Argument analysis: Justices seem inclined to avoid creating “an enormous hole in the doctrine of procedural default” in nested ineffective-assistance case
on Apr 25, 2017 at 10:46 am
It probably was not a good sign for Houston criminal-defense attorney Seth Kretzer, arguing yesterday on behalf of petitioner Erick Davila in Davila v. Davis, when, early in his opening presentation, Justice Ruth Bader Ginsburg suggested that the court could decide the case on narrower grounds than those presented in his petition – by ruling that his client’s claim that his direct appellate counsel provided ineffective assistance was meritless. Kretzer did his best to persuade the justices that they should indeed reach the question presented, that is, whether a prisoner’s failure to raise the ineffectiveness of his direct appellate counsel in a collateral state post-conviction proceeding can be excused by the ineffectiveness of the post-conviction lawyer. But there seemed to be few takers across the bench for Kretzer’s argument that the Supreme Court should extend its 2012 decision in Martinez v. Ryan and answer that question in the affirmative. Indeed, if the justices are inclined to reach the question presented, it seemed clear by the end of Monday’s 59-minute argument that they would likely resolve it in favor of the respondent, Lorie Davis, director of the Correctional Institutions Division of the Texas Department of Criminal Justice.

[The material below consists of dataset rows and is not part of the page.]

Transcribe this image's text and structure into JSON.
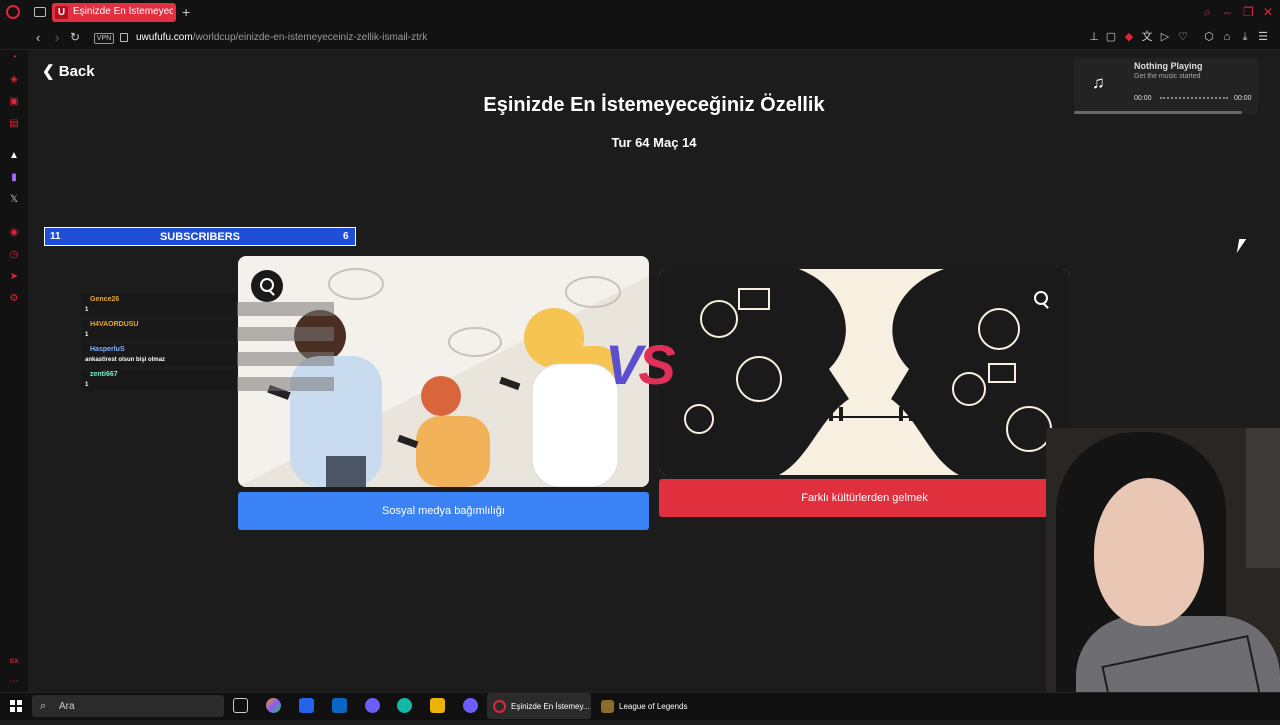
{
  "browser": {
    "tab": {
      "favicon": "U",
      "title": "Eşinizde En İstemeyeceğ"
    },
    "url": {
      "host": "uwufufu.com",
      "path": "/worldcup/einizde-en-istemeyeceiniz-zellik-ismail-ztrk"
    },
    "vpn_label": "VPN",
    "nav": {
      "back": "‹",
      "forward": "›",
      "reload": "↻",
      "new_tab": "+"
    }
  },
  "page": {
    "back_label": "Back",
    "title": "Eşinizde En İstemeyeceğiniz Özellik",
    "round_label": "Tur 64 Maç 14",
    "vs_v": "V",
    "vs_s": "S"
  },
  "music": {
    "status": "Nothing Playing",
    "subtitle": "Get the music started",
    "time_start": "00:00",
    "time_end": "00:00",
    "icon": "music-note"
  },
  "subscribers": {
    "left_count": "11",
    "label": "SUBSCRIBERS",
    "right_count": "6"
  },
  "choices": [
    {
      "label": "Sosyal medya bağımlılığı",
      "color": "#3b82f6"
    },
    {
      "label": "Farklı kültürlerden gelmek",
      "color": "#e0303e"
    }
  ],
  "chat": [
    {
      "user": "Gence26",
      "message": "1",
      "color": "#e6a935"
    },
    {
      "user": "H4VAORDUSU",
      "message": "1",
      "color": "#e6a935"
    },
    {
      "user": "HasperluS",
      "message": "ankastirest olsun bişi olmaz",
      "color": "#7fb2ff"
    },
    {
      "user": "zenti667",
      "message": "1",
      "color": "#7ff0c8"
    }
  ],
  "taskbar": {
    "search_placeholder": "Ara",
    "apps": [
      {
        "label": "Eşinizde En İstemey..."
      },
      {
        "label": "League of Legends"
      }
    ]
  }
}
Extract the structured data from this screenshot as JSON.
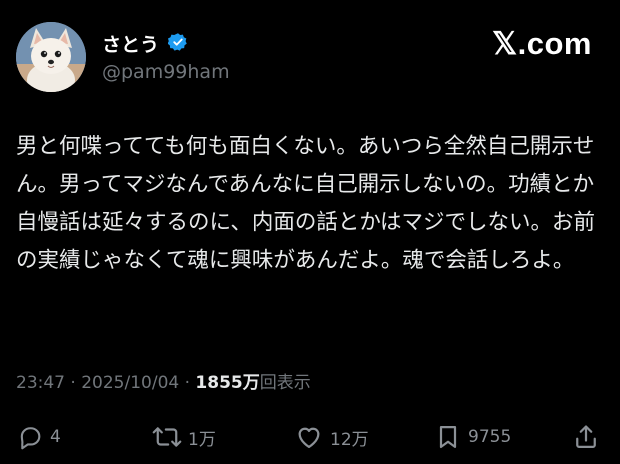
{
  "user": {
    "display_name": "さとう",
    "handle": "@pam99ham",
    "verified_badge_color": "#1d9bf0"
  },
  "brand": {
    "logo_text": "𝕏.com"
  },
  "tweet": {
    "text": "男と何喋ってても何も面白くない。あいつら全然自己開示せん。男ってマジなんであんなに自己開示しないの。功績とか自慢話は延々するのに、内面の話とかはマジでしない。お前の実績じゃなくて魂に興味があんだよ。魂で会話しろよ。"
  },
  "meta": {
    "time": "23:47",
    "separator": " · ",
    "date": "2025/10/04",
    "views_count": "1855万",
    "views_label": "回表示"
  },
  "actions": {
    "reply": {
      "icon": "reply-icon",
      "count": "4"
    },
    "repost": {
      "icon": "repost-icon",
      "count": "1万"
    },
    "like": {
      "icon": "like-icon",
      "count": "12万"
    },
    "bookmark": {
      "icon": "bookmark-icon",
      "count": "9755"
    },
    "share": {
      "icon": "share-icon"
    }
  },
  "colors": {
    "background": "#000000",
    "text_primary": "#e7e9ea",
    "text_secondary": "#71767b"
  }
}
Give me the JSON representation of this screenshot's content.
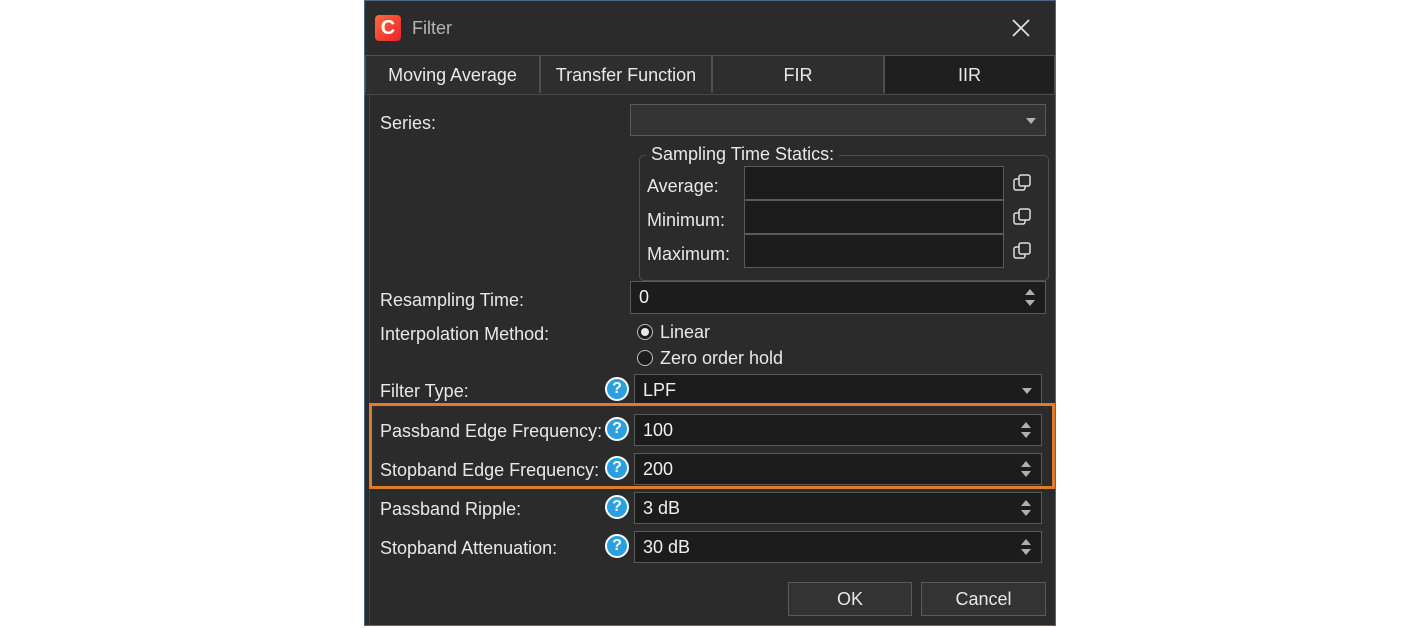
{
  "window": {
    "title": "Filter",
    "app_icon_letter": "C"
  },
  "tabs": [
    {
      "label": "Moving Average",
      "active": false
    },
    {
      "label": "Transfer Function",
      "active": false
    },
    {
      "label": "FIR",
      "active": false
    },
    {
      "label": "IIR",
      "active": true
    }
  ],
  "form": {
    "series": {
      "label": "Series:",
      "value": ""
    },
    "sampling_stats": {
      "title": "Sampling Time Statics:",
      "average": {
        "label": "Average:",
        "value": ""
      },
      "minimum": {
        "label": "Minimum:",
        "value": ""
      },
      "maximum": {
        "label": "Maximum:",
        "value": ""
      }
    },
    "resampling_time": {
      "label": "Resampling Time:",
      "value": "0"
    },
    "interpolation": {
      "label": "Interpolation Method:",
      "options": [
        {
          "label": "Linear",
          "selected": true
        },
        {
          "label": "Zero order hold",
          "selected": false
        }
      ]
    },
    "filter_type": {
      "label": "Filter Type:",
      "value": "LPF"
    },
    "passband_edge": {
      "label": "Passband Edge Frequency:",
      "value": "100"
    },
    "stopband_edge": {
      "label": "Stopband Edge Frequency:",
      "value": "200"
    },
    "passband_ripple": {
      "label": "Passband Ripple:",
      "value": "3 dB"
    },
    "stopband_attenuation": {
      "label": "Stopband Attenuation:",
      "value": "30 dB"
    },
    "help_glyph": "?"
  },
  "buttons": {
    "ok": "OK",
    "cancel": "Cancel"
  },
  "colors": {
    "background": "#2b2b2b",
    "highlight": "#e07b2a",
    "help": "#2aa0e0",
    "field": "#1c1c1c"
  },
  "icons": {
    "close": "close-icon",
    "copy": "copy-icon",
    "help": "help-icon",
    "app": "app-logo-icon"
  }
}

As noted in the argument preview, this case is, in many ways, a sequel to Martinez. In Martinez, a 7-2 majority held that the ineffective assistance of a prisoner’s lawyer in state post-conviction proceedings would excuse the prisoner’s failure to press the underlying ineffective assistance claim adequately — and would therefore allow a federal habeas court to reach the merits of the original claim of ineffective assistance by the prisoner’s counsel during his criminal trial. In Davila, the question is whether a failure to raise an ineffective-assistance claim in a state post-conviction proceeding could similarly be excused by the ineffective assistance of the post-conviction counsel when the underlying ineffective assistance was rendered on appeal, rather than at trial. And as multiple justices pointed out during Monday’s argument, that’s a significant distinction, because, in such cases, the issue was raised at trial, so that one of the concerns raised in Martinez – the fact that a defendant might never have a meaningful opportunity to press a viable constitutional claim – is not implicated.
With some help from Justices Elena Kagan and Sonia Sotomayor, Kretzer responded that Martinez was not only about ensuring that prisoners had at least one meaningful opportunity to raise constitutional objections to their convictions, but also about preventing prisoners from having meritorious arguments forfeited by deficient appellate lawyers. But perhaps the dominant theme of Kretzer’s presentation was the concern raised by Chief Justice John Roberts and Justices Anthony Kennedy and Samuel Alito that extending Martinez to ineffective assistance of appellate counsel would, in Alito’s words, “blast an enormous hole in the doctrine of procedural default,” allowing federal habeas counsel to identify a range of issues not pressed by counsel on appeal and not raised in the state post-conviction proceeding that, if Martinez applied, could be litigated on federal habeas if both the appellate and post-conviction lawyers were constitutionally ineffective. And unlike Martinez and the subsequent decision in Trevino v. Thaler, which only apply to those states that either formally or functionally preclude defendants from raising ineffective assistance of trial counsel on direct appeal, extending Martinez to ineffective assistance of appellate counsel would potentially allow claims in every state, because, in every state, the collateral post-conviction proceeding is the first opportunity (whether in general or after the direct appeal) to raise an ineffective-assistance claim.
Kretzer usefully countered with anecdotal evidence about the lack of an explosion in claims after Martinez and Trevino were decided – even from the states to which they applied. But his efforts did not appear to move the needle.
Arguing on behalf of the state, Texas solicitor general Scott Keller did not miss the opportunity to capitalize on the justices’ skepticism during Kretzer’s argument, opening with the suggestion that “[e]xtending Martinez to appellate-IAC claims will have a huge systemic cost by opening up the entire trial and everything that happened at trial to Federal habeas review.” Sotomayor, with help from Justices Kagan and Stephen Breyer, spent a fair amount of energy pushing back against various threads of Keller’s argument, but when Kennedy’s sole intervention during the state’s argument in a capital case is to “fortify” the state lawyer’s argument, it’s usually an ominous portent for the prisoner. The real question, it seems, is not whether Texas prevails in this case, but whether the justices who are less openly hostile to the prospect of extending Martinez to ineffective assistance of appellate counsel can persuade their colleagues to save that question for another day.